Speaking of reading, I’ve been immersed in two books over the past couple of weeks that I wanted to mention here. Both have ties to my MFA alma mater Emerson College. I’ll admit, I might not have been aware of them had I not been keeping an eye out for mentions of Emerson, and that’s why I wanted to bring them up here — they are worth noting.
The first, Day for Night, is by Frederick Reiken. I had Reiken for a lit class on short stories and it was one of the best classes I took in my MFA days, largely because he geared the class toward writers, and thus when we read a short story we spent a lot of time considering how it was written and consequently the class was as much a craft class as a lit class. Reiken has some terrific and very understandable theories about craft (you may have seen some of his essays in The Writers Chronicle). Anyway, Reiken’s command of craft is evident in his latest novel. It’s a kind of wild ride, this novel, with a “six degrees of separation” kind of premise that brings the reader from Florida to Utah to San Francisco to Israel and traverses time and, maybe, reality. There’s a bit of the fantastical here, and yet there’s also some historical reality — The Holocaust — that keeps Day for Night grounded. At first I wanted to classify this one as a collection of linked stories, but about a third of the way through the book it became clear that this is very much a novel, albeit with many different narrators. They are all telling the same story, in a way, though with varying degrees of knowledge of the big picture.

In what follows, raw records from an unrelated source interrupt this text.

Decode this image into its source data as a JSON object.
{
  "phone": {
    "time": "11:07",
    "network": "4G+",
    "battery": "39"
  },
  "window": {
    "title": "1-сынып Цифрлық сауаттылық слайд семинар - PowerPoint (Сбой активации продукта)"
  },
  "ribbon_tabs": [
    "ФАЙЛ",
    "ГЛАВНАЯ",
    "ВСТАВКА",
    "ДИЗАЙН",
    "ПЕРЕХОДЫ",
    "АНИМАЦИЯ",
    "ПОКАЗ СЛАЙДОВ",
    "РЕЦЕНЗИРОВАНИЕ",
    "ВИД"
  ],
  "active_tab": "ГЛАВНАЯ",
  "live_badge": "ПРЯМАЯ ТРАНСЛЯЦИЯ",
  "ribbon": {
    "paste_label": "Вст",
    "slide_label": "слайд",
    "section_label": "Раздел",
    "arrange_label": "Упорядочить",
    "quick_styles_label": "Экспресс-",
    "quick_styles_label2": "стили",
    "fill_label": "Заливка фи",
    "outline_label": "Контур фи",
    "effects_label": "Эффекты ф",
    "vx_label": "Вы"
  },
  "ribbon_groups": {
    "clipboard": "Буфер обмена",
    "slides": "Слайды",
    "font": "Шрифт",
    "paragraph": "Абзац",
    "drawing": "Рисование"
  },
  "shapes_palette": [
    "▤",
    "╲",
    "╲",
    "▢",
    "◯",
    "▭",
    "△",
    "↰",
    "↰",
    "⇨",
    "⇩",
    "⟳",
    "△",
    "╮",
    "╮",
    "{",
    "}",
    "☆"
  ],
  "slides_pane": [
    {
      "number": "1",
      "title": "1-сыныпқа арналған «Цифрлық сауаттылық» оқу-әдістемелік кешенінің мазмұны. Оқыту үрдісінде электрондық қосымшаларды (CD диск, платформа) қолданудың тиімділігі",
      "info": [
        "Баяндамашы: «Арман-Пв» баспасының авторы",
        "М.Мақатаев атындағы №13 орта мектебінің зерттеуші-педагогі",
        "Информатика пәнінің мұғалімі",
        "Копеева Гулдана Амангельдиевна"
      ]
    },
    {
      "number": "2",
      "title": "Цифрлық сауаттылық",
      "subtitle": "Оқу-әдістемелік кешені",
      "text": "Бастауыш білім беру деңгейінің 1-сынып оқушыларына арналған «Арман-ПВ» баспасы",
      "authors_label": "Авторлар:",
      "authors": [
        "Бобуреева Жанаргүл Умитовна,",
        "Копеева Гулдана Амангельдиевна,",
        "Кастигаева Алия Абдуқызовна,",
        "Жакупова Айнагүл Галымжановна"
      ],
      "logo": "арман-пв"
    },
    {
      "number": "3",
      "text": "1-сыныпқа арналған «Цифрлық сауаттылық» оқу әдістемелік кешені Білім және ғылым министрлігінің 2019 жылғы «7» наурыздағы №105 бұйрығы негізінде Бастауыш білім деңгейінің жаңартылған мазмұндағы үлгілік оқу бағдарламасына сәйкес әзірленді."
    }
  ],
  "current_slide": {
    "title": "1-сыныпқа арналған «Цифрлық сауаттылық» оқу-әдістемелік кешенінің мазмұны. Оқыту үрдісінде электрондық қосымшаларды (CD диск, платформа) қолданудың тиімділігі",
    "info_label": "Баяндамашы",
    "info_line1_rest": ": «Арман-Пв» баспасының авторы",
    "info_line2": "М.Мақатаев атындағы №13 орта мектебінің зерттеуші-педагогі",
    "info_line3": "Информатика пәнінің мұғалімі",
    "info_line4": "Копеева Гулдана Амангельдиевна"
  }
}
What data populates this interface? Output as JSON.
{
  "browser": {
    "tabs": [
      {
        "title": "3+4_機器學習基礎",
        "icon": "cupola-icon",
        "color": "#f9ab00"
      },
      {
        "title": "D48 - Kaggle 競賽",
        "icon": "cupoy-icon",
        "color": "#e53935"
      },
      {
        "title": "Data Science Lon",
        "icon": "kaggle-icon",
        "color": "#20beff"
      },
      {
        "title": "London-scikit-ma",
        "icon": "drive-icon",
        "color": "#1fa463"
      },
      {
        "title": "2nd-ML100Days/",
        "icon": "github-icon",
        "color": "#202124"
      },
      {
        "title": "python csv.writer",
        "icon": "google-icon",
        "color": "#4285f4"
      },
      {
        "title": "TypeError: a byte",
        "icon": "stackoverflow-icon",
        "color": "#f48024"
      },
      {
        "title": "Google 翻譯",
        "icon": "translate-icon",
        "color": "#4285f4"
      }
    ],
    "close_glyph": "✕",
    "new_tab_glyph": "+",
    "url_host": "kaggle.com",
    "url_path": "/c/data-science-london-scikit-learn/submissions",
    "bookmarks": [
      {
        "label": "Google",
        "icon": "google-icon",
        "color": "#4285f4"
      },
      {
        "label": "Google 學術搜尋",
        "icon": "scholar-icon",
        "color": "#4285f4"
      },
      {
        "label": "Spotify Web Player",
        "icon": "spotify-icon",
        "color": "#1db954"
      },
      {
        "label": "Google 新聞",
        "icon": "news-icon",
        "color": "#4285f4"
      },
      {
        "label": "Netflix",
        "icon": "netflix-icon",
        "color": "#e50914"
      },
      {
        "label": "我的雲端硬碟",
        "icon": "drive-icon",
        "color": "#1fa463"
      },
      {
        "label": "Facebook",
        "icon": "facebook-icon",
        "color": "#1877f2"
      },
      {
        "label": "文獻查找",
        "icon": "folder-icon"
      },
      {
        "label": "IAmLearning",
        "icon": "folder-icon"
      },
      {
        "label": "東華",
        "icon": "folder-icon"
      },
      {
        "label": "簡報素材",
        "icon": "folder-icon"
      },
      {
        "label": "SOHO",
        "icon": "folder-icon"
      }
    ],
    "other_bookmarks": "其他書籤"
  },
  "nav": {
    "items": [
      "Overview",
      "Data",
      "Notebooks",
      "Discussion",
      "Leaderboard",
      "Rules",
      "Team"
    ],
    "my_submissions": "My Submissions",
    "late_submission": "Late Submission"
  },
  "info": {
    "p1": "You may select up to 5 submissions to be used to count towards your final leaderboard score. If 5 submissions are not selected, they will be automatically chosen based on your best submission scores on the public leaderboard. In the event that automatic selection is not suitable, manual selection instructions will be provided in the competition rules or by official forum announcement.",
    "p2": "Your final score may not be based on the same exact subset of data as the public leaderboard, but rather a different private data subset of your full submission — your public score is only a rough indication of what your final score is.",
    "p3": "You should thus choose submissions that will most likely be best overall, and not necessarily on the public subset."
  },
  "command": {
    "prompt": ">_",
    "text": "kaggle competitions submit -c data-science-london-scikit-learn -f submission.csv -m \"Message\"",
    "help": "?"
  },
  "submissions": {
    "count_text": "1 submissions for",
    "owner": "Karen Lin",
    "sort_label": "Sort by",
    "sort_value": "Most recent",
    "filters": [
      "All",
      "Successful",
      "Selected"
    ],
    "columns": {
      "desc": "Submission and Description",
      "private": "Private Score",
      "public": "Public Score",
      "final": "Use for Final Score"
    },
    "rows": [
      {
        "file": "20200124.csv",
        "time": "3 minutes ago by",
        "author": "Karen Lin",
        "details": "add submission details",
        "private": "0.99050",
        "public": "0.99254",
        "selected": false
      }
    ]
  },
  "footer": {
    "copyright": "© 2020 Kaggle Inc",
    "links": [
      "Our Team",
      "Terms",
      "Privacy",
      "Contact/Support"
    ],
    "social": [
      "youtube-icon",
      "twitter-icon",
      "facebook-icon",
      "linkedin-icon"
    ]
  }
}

Each offers a piece of the puzzle and Reiken is able to bring what seems like many disparate stories together in a way that I found pretty satisfying.
The second book is a collection of short stories by a recent Emerson grad … wow, wow, Laura van den Berg‘s first book, What the World Will Look Like When All the Water Leaves Us is fantastic. I’m a little late to the party –this collection has been lauded all over the place since it came out in late 2009. The book was a 2009 holiday selection for the Barnes & Noble “Discover Great New Writers” Program, shortlisted for the Frank O’Connor Award, and long-listed for The Story Prize. There’s a quiet sorrow in all of these stories, which have in common themes of loss and loneliness, despite their disparate geographic settings. (Van den Berg deftly writes about the Congo, Boston, Madagascar, and New York City, among other locales.) There’s a strangeness here to that contributes to the desolation (a Bigfoot impersonator, a store that sells Balinese masks, a search for the Loch Ness monster, a little brother who has found a tunnel to the other side of the world…) but doesn’t ever feel forced or, well, strange. Such is van den Berg’s talent.
I am eagerly awaiting her next book.